Deputy Mayor in Ontario Ousted for Speaking Against COVID Lockdowns Calls for Government Accountability

Deputy Mayor in Ontario Ousted for Speaking Against COVID Lockdowns Calls for Government Accountability
(Clockwise from top L) Conservative MP Dean Allison, Conservative MP Colin Carrie, Independent Saskatchewan MLA Nadine Wilson, and Steve VanLeeuwen, councillor for the Township of Centre Wellington in Ontario, during a roundtable discussion at the "Citizens' Hearing" examining Canada's pandemic response, on June 24, 2022. (Screenshot via The Epoch Times)
Andrew Chen

Steven VanLeeuwen, who was relieved of his position as deputy mayor of an Ontario township after speaking out against COVID-19 lockdowns earlier this year, told panelists at an independent inquiry into Canada's pandemic response that the country is experiencing a breakdown of communication between the public and government at all levels.

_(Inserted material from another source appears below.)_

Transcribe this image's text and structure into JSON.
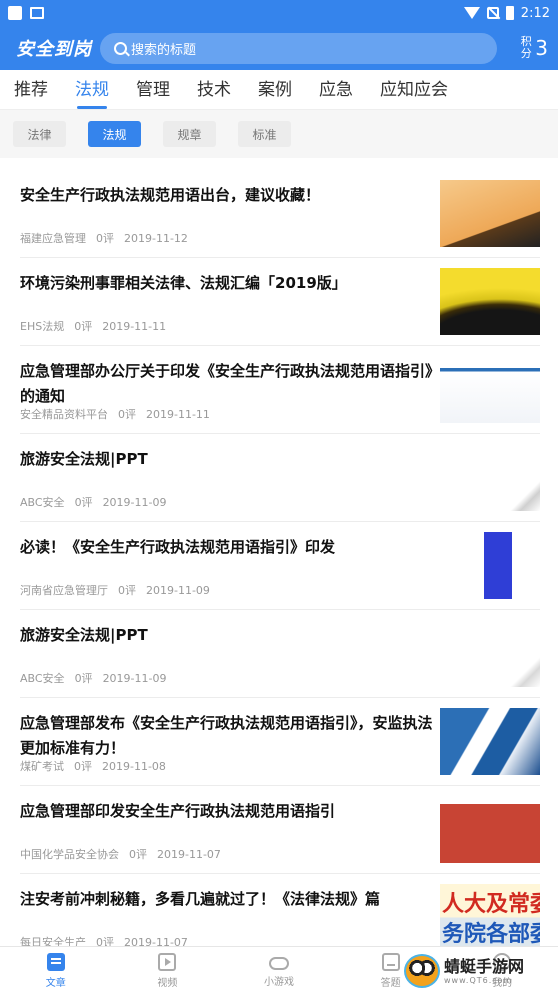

He also called for politicians to be held accountable for the adverse affects that the lockdowns and restrictions have had on Canadians.

VanLeeuwen was among four politicians who joined in a cross-party roundtable at the "Citizens' Hearing" on June 24, co-hosted by the Canadian COVID Care Alliance (CCCA), which provided a platform for Canadians adversely affected by the country's public health policies to share their stories.

VanLeeuwen, who served as a councillor for the Township of Centre Wellington in Ontario, said he saw an influx of calls and visits from citizens during the pandemic—particularly business owners, who were struggling with the constant changes in public health rules.

He said people began turning to their municipalities for help as they grew increasingly frustrated with the effectiveness of their parliamentary representatives. But he said the municipal councils were also reluctant to provide help to those questioning the measures.

"We saw within the public realm, and within the government realm, a sense of disparity, and it's mostly disparity within the communities because what we found was that the councils and municipalities didn't want to touch these subjects," he said on June 24.

VanLeeuwen added that for public figures advocating on behalf of those criticizing the measures, there was a sense among councils of "How do we get rid of these people?"

"In my case, they actually had to remove me as deputy mayor," he said.


Early last year, VanLeeuwen joined other politicians from across the country in forming End the Lockdowns Caucus, a non-partisan group that aims to end governments' lockdown measures through formal challenges.

"I was able to then join the End the Lockdown group to say 'This is not working, there's something wrong, we need to take another look,' and we need to get a dialogue happening within these—not only higher level—but also lower-level governments," he said. "That was incredible to start that process."

But the move prompted Centre Wellington Mayor Kelly Linton to introduce a motion to remove VanLeeuwen as deputy mayor—a position that is not elected but appointed by the council—during a city council meeting in February. The council also submitted the case to the Integrity Commissioner of Ontario to determine whether VanLeeuwen had breached the code of conduct.

He told panelists on June 24 that the integrity commission didn't find fault with his behaviour after a nine-month investigation.

The Epoch Times reached out to Mayor Linton and other Centre Wellington councillors for comment but didn't hear back.

Other politicians who joined the roundtable discussion on June 24 included Dean Allison, Conservative MP for Niagara West, Ontario, Colin Carrie, Tory MP for Oshawa, Ontario, and Nadine Wilson, an Independent MLA representing Saskatchewan Rivers.

A CCCA spokesperson told The Epoch Times that they had invited two politicians from each major political party at all three levels of government to join the cross-party dialogue.

Panelists at the Citizens' Hearing included former Reform Party leader and MP Preston Manning, retired Ontario pediatrician Dr. Susan Natsheh, and David Ross, president of the Canadian Covid Care Alliance, which co-hosted the three-day event that concluded on June 24.


When the panelists asked what governments should do to support people and businesses adversely affected by the COVID-19 mandates, VanLeeuwen said more awareness is needed to help people discern between a public health recommendation and a law.

He pointed to the Integrity Commission of Ontario's report on his case, in which it stated that more than 70 public health rule changes were made over the past 13 months, a frequency he said was "impossible to navigate" for business owners.

VanLeeuwen also called on the government to put money into supporting businesses that are suffering from mounting debts during the pandemic.

"I believe the number one thing that people are looking for is protection in the future, to know that this can't happen again, that they understand their rights; they're aware of what's happened and 'let's not make this mistake again'—that's got to be the moving-forward [approach]," he said.

In addition, VanLeeuwen called for politicians to be held accountable for the adverse impact of pandemic health measures.

"Everybody wants to say 'I didn't know,' but we need to say 'If you did know, you now have to be held accountable.' That's the mechanism to prevent this from happening in the future," he said.